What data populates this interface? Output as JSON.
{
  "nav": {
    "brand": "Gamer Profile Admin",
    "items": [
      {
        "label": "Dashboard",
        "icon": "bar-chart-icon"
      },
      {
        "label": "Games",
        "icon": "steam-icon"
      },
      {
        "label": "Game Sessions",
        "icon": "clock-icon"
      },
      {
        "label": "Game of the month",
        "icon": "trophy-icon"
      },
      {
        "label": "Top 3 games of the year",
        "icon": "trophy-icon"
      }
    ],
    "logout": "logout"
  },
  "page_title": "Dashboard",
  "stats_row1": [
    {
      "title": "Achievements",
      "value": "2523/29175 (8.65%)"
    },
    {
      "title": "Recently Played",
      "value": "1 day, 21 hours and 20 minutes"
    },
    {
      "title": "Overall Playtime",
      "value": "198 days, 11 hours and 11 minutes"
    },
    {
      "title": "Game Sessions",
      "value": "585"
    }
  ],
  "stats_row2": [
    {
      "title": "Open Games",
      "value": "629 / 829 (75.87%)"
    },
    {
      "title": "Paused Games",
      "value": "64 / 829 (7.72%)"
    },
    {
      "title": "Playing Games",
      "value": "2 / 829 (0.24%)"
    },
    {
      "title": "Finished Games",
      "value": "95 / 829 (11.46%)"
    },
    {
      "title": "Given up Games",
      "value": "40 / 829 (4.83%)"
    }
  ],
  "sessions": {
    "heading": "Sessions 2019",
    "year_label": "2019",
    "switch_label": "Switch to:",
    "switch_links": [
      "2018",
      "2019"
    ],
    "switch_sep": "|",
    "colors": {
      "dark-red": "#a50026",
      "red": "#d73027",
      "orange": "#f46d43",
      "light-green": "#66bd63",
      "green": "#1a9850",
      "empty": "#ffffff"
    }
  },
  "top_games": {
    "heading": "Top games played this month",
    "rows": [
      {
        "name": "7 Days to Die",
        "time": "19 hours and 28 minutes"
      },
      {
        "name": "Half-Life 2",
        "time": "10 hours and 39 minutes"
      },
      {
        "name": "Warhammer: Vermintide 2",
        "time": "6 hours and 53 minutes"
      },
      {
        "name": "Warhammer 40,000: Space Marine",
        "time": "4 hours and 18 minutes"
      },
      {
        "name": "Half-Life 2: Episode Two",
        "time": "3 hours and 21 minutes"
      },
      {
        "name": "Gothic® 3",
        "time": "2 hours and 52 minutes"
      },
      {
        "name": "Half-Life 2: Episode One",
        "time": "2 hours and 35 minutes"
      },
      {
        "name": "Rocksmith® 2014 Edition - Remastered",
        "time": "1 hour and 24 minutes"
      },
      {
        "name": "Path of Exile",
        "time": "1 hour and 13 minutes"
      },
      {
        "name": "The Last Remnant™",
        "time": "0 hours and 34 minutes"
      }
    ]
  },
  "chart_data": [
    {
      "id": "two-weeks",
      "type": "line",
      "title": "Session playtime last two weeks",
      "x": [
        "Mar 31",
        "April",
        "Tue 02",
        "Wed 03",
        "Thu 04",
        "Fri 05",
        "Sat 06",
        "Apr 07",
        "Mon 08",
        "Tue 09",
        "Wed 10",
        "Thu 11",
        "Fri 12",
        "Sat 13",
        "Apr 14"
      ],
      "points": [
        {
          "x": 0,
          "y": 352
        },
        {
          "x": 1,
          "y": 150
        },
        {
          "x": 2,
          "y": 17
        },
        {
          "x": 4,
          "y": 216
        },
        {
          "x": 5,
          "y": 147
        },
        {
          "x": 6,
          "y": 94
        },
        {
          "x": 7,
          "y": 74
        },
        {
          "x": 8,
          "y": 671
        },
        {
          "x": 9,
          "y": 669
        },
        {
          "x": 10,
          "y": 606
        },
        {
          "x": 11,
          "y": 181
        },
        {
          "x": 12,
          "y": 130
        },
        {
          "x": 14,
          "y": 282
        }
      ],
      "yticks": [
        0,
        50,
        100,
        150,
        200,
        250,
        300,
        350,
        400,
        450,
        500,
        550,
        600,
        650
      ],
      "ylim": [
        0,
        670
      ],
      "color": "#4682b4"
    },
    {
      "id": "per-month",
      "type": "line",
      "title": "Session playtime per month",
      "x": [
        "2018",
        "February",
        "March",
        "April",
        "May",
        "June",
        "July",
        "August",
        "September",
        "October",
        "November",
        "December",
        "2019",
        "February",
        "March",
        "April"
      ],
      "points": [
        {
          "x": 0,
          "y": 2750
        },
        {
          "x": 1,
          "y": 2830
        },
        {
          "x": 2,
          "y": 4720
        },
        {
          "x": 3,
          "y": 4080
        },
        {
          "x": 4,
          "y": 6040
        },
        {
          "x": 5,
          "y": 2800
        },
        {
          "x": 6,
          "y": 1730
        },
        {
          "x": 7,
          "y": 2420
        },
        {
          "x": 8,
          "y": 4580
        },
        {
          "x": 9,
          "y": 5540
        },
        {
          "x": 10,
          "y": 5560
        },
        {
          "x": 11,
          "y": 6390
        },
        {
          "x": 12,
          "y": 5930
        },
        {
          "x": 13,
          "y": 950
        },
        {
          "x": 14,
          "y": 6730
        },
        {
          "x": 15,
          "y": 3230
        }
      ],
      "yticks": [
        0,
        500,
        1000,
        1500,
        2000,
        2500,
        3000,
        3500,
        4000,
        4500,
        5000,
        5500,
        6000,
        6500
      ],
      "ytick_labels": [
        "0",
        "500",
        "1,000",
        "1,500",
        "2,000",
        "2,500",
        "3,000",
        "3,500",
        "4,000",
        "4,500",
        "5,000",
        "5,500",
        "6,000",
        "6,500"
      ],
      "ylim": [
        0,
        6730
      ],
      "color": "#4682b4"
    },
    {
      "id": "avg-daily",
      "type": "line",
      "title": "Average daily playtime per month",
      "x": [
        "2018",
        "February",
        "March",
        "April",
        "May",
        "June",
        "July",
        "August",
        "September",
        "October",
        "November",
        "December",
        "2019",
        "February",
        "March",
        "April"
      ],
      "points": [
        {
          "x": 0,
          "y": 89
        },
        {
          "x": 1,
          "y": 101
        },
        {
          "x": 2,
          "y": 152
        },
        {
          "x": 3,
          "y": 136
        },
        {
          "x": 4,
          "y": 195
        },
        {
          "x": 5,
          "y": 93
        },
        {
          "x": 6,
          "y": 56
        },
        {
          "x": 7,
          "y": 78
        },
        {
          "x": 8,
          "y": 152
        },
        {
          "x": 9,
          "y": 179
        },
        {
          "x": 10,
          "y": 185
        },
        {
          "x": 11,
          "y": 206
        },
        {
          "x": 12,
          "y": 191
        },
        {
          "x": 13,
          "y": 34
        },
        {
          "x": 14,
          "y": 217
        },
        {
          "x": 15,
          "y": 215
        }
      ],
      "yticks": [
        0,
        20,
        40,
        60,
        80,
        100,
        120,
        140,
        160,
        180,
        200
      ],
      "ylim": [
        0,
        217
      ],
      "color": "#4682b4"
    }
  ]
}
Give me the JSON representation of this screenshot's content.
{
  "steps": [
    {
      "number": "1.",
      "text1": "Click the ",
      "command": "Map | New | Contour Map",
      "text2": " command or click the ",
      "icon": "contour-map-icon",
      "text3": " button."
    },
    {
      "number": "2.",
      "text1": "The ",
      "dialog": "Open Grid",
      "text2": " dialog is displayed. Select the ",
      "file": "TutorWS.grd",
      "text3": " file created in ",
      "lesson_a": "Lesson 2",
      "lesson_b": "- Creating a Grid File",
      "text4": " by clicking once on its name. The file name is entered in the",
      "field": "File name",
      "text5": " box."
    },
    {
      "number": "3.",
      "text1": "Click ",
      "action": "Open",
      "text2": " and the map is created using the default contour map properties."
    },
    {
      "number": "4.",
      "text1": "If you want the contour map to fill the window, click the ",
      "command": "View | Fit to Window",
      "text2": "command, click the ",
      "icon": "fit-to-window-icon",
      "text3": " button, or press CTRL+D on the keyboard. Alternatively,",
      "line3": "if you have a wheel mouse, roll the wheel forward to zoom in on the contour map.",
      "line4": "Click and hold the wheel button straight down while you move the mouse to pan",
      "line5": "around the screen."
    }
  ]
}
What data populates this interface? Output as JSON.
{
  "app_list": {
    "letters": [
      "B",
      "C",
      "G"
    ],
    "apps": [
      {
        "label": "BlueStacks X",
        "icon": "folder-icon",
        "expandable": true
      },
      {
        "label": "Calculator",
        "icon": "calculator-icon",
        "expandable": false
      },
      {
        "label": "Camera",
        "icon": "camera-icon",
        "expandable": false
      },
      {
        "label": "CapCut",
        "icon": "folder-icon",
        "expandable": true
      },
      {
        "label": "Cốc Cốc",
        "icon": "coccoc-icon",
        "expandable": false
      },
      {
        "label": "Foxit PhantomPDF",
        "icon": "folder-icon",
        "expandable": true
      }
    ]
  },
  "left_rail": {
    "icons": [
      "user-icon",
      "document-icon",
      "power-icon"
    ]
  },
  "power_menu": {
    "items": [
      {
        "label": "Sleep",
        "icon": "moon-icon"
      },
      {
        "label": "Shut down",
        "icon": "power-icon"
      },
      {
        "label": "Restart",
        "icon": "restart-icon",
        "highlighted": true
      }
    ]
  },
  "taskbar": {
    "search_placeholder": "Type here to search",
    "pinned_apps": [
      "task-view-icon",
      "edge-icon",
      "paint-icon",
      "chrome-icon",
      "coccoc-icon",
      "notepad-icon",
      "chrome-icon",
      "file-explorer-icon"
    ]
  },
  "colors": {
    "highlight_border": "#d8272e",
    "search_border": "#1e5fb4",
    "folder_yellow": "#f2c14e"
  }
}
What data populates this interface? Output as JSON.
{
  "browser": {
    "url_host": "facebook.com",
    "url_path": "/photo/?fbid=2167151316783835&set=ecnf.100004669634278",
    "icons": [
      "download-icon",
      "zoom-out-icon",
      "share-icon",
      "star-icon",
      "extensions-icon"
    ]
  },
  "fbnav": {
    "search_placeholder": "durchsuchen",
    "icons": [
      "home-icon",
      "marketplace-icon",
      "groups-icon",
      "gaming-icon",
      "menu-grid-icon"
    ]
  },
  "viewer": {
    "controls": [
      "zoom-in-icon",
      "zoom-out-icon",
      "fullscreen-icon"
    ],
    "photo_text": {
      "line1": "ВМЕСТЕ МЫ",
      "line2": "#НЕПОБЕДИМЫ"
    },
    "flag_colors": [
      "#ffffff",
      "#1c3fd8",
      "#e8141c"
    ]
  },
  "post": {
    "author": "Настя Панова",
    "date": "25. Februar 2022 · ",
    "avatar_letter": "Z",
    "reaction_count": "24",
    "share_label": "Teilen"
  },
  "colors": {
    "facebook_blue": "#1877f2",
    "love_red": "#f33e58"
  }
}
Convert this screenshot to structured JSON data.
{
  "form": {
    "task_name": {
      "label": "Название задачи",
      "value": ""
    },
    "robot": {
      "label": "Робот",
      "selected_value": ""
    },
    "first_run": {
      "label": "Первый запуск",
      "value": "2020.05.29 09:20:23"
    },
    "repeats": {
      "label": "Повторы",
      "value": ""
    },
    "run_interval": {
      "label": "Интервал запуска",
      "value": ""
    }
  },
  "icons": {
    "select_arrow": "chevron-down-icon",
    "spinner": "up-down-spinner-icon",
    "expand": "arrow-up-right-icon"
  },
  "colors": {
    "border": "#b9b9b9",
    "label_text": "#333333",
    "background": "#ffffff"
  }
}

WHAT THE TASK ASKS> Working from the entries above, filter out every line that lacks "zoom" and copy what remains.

EXERCISE SOLUTION>
      "line3": "if you have a wheel mouse, roll the wheel forward to zoom in on the contour map.",
      "zoom-out-icon",
      "zoom-in-icon",
      "zoom-out-icon",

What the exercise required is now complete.